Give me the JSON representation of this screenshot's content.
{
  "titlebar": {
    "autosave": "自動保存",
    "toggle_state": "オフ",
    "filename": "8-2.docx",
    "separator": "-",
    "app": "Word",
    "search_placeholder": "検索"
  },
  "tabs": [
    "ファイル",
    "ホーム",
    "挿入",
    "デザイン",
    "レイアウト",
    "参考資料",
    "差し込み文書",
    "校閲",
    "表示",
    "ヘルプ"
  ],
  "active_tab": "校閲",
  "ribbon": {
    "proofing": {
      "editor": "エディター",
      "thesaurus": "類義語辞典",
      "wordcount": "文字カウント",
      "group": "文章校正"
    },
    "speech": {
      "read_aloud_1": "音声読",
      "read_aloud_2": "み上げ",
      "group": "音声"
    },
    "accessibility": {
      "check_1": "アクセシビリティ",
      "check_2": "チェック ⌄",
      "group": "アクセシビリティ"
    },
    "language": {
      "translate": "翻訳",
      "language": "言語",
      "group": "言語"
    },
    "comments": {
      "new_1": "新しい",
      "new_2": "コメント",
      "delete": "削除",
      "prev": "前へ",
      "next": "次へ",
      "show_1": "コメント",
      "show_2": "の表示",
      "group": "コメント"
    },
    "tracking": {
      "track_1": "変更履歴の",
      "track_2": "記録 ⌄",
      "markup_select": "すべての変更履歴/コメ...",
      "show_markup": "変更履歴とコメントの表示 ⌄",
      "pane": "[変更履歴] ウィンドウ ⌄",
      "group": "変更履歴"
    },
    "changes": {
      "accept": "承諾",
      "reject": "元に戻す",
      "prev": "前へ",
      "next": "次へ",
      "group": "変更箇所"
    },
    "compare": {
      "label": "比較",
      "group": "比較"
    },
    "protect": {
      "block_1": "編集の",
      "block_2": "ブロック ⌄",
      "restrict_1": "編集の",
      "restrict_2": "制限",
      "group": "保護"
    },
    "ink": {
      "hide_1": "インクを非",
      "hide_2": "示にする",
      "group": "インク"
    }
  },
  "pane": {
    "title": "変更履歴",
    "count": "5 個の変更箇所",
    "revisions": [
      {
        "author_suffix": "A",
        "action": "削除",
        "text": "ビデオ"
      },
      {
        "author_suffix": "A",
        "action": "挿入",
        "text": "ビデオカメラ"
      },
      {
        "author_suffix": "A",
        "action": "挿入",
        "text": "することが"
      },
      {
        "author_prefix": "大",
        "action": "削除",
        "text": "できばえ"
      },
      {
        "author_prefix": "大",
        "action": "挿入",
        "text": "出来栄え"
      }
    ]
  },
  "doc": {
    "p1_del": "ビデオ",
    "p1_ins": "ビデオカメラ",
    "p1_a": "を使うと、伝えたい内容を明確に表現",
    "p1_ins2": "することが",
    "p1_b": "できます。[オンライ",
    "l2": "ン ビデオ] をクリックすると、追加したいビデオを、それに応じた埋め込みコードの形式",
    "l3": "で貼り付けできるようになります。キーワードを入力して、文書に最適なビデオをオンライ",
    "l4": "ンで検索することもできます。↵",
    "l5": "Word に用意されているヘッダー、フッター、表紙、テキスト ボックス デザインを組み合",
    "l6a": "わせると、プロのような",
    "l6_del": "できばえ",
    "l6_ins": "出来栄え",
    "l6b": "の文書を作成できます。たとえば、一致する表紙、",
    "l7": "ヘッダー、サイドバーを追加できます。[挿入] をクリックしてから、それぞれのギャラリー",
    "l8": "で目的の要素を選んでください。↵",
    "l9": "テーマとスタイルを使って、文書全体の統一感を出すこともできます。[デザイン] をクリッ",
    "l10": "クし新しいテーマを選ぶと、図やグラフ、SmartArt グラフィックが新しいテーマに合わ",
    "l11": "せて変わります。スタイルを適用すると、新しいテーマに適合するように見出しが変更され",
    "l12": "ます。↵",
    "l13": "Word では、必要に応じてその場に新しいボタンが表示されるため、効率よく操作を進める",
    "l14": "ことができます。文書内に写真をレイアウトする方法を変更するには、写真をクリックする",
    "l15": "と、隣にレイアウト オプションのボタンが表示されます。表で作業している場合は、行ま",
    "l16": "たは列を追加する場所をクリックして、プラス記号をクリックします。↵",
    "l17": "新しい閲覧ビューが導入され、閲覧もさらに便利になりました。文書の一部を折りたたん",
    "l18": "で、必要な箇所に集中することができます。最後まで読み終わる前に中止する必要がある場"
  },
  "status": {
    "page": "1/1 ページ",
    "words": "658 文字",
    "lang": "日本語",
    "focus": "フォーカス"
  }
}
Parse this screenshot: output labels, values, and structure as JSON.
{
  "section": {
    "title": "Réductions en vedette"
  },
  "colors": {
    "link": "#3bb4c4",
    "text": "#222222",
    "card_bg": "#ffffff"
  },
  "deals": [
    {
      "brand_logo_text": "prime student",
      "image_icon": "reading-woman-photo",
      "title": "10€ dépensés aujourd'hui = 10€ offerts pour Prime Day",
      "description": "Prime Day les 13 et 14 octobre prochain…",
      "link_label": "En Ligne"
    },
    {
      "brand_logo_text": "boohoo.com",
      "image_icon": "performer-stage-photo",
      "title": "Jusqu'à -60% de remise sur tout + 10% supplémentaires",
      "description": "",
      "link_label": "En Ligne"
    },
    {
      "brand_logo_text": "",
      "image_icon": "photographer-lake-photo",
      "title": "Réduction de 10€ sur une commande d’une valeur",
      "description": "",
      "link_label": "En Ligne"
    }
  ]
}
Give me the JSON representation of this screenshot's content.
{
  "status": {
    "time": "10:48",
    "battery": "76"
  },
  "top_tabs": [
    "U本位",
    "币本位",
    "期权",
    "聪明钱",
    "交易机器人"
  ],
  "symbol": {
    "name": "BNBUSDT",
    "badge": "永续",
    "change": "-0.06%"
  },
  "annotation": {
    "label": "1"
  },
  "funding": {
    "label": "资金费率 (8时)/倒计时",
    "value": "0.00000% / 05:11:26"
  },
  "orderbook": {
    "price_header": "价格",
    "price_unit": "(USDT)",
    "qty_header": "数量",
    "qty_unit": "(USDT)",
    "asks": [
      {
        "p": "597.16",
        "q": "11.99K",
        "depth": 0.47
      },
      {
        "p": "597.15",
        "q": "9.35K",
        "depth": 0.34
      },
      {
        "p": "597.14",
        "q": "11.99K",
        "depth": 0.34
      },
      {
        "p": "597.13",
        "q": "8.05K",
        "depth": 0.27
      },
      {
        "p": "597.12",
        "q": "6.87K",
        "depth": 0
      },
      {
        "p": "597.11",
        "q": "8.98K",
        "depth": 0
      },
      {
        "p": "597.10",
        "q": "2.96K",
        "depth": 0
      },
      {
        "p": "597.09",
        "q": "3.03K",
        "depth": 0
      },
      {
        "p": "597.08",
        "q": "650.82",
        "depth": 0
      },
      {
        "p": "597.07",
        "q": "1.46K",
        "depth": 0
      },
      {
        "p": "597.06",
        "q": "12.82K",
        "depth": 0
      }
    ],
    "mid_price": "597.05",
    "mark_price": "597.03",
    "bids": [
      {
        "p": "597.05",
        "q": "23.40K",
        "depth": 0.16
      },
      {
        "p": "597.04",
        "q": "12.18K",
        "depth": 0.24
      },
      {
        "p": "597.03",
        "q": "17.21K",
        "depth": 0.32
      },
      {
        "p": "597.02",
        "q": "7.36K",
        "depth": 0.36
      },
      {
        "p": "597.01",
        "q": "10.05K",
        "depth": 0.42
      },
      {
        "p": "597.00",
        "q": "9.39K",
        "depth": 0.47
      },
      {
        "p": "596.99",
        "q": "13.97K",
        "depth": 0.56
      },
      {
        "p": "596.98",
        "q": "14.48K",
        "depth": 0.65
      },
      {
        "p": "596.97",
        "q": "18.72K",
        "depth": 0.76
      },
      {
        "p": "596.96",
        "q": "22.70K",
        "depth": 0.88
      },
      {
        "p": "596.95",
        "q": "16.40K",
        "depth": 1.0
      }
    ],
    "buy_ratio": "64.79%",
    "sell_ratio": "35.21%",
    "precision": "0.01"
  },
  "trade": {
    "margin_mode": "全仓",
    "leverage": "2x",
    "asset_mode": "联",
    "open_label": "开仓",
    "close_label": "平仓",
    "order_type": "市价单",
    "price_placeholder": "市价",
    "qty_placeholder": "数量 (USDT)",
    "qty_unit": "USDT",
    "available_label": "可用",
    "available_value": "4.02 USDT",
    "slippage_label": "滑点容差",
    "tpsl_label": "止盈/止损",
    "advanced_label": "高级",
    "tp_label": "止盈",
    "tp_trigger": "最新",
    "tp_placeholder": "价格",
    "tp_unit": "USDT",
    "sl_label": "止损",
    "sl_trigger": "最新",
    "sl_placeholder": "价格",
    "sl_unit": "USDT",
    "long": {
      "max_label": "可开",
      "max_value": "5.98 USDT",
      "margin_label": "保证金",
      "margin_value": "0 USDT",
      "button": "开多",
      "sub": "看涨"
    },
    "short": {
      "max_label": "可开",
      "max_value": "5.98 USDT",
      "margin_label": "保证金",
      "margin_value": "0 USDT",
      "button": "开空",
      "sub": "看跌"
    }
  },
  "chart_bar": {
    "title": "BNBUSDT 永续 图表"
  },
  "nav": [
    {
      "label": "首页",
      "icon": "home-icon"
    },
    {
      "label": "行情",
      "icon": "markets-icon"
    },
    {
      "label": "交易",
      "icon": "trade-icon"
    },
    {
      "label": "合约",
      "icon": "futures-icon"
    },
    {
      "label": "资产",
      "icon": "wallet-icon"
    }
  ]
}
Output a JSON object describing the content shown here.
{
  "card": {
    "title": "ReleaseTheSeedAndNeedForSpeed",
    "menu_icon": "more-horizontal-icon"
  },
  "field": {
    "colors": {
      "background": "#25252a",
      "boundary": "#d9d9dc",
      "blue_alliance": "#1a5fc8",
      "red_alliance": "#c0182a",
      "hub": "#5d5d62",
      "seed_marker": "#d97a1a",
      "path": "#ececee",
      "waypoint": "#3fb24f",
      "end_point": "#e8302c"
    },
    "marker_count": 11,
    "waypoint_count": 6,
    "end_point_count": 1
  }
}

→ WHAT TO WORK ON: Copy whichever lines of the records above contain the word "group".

→ ANSWER TO THIS TASK:
      "group": "文章校正"
      "group": "音声"
      "group": "アクセシビリティ"
      "group": "言語"
      "group": "コメント"
      "group": "変更履歴"
      "group": "変更箇所"
      "group": "比較"
      "group": "保護"
      "group": "インク"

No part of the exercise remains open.